The researchers are members of the Cambridge Laboratory for Bioinspired Robotics, headed by Professor Fumiya Iida of the Faculty of Engineering, which trains robots to solve so-called “last mile” problems, which people consider simple but difficult robots. Cooking is one such challenge: the first tests done with their robot chef resulted in a tolerable omelette thanks to the comments of human tasters. “We needed something cheap, small and fast to add to our robot so it could do a tasting: it had to be cheap enough to use in the kitchen, small enough for the robot and fast enough to use while cooking.” Sokhatsky said. . To mimic the chewing and tasting process of a human in a food processor, the researchers attached a conductivity sensor, which acts as a salt sensor, to the robot’s arm. They cooked scrambled eggs and tomatoes, varying the number of tomatoes and the amount of salt in each dish. With the help of a probe, the robot “tried” the dishes like a grid, returning readings in just a few seconds. To mimic the texture change caused by chewing, the team then put the egg mixture into a blender and asked the robot to test the dish again. Different statements made at different times of chewing made it possible to map the taste of each dish. The results showed a significant improvement in the robots’ ability to judge salinity compared to other electronic tasting methods, which are often time consuming and produce only one reading. Although their method is a “proof of concept” (POC), the researchers say that by mimicking human chewing and tasting processes, robots could one day produce foods that people will love and that can be tailored to each person’s tastes. . “When a robot learns to cook, like any other chef, it needs guidance on how well it does it,” Dr. Abdulali said. “We want robots to understand the concept of taste, which would make them better cooks. In our experience, the robot can “see” the difference between food when chewing, which improves its palatability.” “Beko has a vision to bring robots into the home environment that are safe and easy to use,” said Dr. Muhammad V. Chugtai, chief scientist at Beko plc. “We believe that the development of robotic chefs will play an important role in residential and nursing homes in the future. This result is a leap forward in robotic cooking, and chewing using machine learning and deep learning algorithms will help robot chefs tailor taste to different dishes and users.” In the future, the researchers want to improve the food processor so it can taste different types of food and improve its sensory capabilities so it can taste sugary or fatty foods, for example. The study was supported in part by Beko plc and the Agri-Food Robotics Doctoral Training Center (Agriforwards CDT) of the Engineering and Physical Sciences Research Council (EPSRC). EPSRC is part of UK Research and Innovation (UKRI). Fumiya Iida is a member of Corpus Christi College, Cambridge.

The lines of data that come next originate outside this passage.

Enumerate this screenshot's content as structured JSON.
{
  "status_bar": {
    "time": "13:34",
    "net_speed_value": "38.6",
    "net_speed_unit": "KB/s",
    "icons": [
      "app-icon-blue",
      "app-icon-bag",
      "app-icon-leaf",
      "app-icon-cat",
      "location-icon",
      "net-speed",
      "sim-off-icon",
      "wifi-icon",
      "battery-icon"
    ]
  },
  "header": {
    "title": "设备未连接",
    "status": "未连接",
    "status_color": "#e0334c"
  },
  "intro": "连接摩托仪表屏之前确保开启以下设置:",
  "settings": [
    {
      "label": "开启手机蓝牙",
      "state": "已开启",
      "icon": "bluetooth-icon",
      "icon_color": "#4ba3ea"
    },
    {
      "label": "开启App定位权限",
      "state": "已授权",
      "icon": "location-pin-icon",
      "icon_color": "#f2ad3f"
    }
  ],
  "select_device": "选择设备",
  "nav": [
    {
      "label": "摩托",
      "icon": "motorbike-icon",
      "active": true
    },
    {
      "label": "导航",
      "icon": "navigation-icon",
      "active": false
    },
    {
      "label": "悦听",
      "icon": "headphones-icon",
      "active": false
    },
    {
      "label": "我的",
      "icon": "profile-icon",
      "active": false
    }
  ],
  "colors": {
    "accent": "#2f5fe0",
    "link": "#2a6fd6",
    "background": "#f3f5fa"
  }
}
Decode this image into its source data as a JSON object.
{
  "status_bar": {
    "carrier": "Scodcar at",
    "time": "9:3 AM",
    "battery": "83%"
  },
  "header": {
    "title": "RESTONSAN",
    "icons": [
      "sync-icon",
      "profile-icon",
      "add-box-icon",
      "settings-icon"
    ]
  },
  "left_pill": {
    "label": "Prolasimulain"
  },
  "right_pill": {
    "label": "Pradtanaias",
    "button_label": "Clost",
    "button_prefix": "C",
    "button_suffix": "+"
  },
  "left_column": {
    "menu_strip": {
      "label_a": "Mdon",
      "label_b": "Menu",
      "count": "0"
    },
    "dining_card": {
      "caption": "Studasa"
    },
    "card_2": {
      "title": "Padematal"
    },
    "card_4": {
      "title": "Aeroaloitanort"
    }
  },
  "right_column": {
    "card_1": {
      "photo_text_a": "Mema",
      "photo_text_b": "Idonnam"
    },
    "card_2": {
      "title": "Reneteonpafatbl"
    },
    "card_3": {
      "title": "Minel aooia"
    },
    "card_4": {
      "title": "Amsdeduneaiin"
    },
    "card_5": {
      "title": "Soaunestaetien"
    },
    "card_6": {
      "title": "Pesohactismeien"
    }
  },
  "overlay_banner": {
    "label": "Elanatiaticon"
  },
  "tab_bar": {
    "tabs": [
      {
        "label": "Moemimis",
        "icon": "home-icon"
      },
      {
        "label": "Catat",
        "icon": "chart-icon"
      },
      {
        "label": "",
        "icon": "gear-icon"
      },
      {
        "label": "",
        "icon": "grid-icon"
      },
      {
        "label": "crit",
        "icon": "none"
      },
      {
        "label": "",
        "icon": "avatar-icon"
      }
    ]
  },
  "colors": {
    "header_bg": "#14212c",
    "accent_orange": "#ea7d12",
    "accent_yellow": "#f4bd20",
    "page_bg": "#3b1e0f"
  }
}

Recommendations: Grzegorz Sochacki, Arsène Abdoulaly and Fumia Iida Frontières | Classification based on chewing-enhanced taste of multicomponent dishes for robotic cooking | Robotics and AI (frontiersin.org) “Frontiers of Robotics and AI” (2022). DOI: 10.3389/frobt.2022.886074